“President Biden appreciates Commissioner Magnus’ nearly forty years of service and the contributions he made to police reform during his tenure as police chief in three U.S. cities,” White House Press Secretary Karine Jean-Pierre said in a statement. “The President thanks Mr. Magnus for his service at CBP and wishes him well.”
Department of Homeland Security Secretary Alejandro Mayorkas reportedly asked Magnus to step down on Nov. 9, after the 62-year-old went to El Paso to meet with the Border Patrol sector chiefs. Mayorkas told Magnus not to attend the meeting and, afterward, said he had lost confidence in him and would recommend his termination to Biden.
Magnus refused to go unless asked to resign by Biden, according to The Washington Post. The outlet reported his plans to overhaul the border protection agency put him at odds with Mayorkas.
Magnus has been a vocal opponent of Title 42, an immigration policy enacted by President Donald Trump during the COVID-19 pandemic that allowed border agents to redirect migrants back to Mexico.
Magnus has increased strict rules about agents’ social media activity and strived to hire more female agents.
“I didn’t take this job as a resume builder. I came to Washington, D.C. — moved my family here — because I care about this agency, its mission, and the goals of this Administration,” Magnus said, per the outlet.
In a statement to The Los Angles Times, Magnus said “I expressed to him that I felt there was no justification for me to resign when I still cared deeply about the work I was doing and felt that that work was focused on the things I was hired to do in the first place.”
The leadership turnover comes as the Biden administration continues to struggle with the steady flow of illegal immigration across the United States-Mexico border.
Illegal border crossings have reached an all-time high under the Biden administration. During the 12-month period between September 2021 and September 2022, CBP stopped 2.7 million illegal migrants. During that same time between 2020 and 2021, the agency recorded 1.72 million illegal crossings.
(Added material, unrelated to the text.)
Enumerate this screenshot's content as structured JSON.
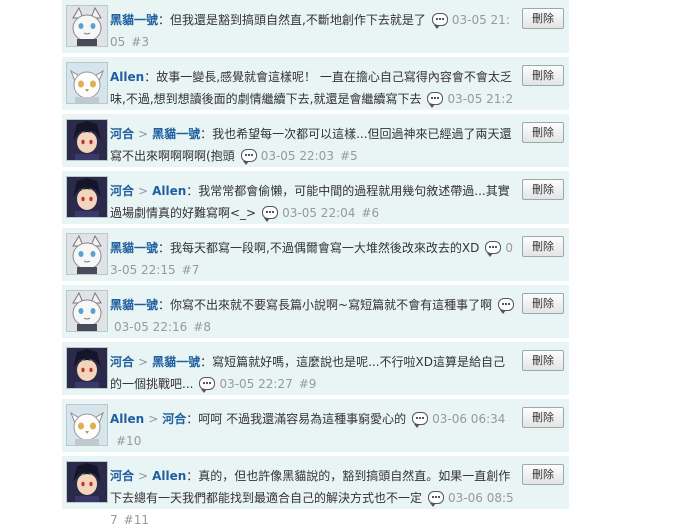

“While failing regimes in Venezuela, Cuba, and Nicaragua continued to drive a new wave of migration across the western Hemisphere, the number of Venezuelans arriving at the southern border decreased sharply nearly every day since we launched additional joint actions with Mexico to reduce irregular migration and create a more fair, orderly and safe process for people fleeing the humanitarian and economic crisis in their country,” said Magnus in a statement at the time. “While this early data is not reflected in the latest report, it confirms what we’ve said all along: when there is a lawful and orderly way to enter the country, individuals will be less likely to put their lives in the hands of smugglers and try to cross the border unlawfully.”
The CBP will be led by deputy commissioner Troy Miller, who previously served as interim chief in 2021.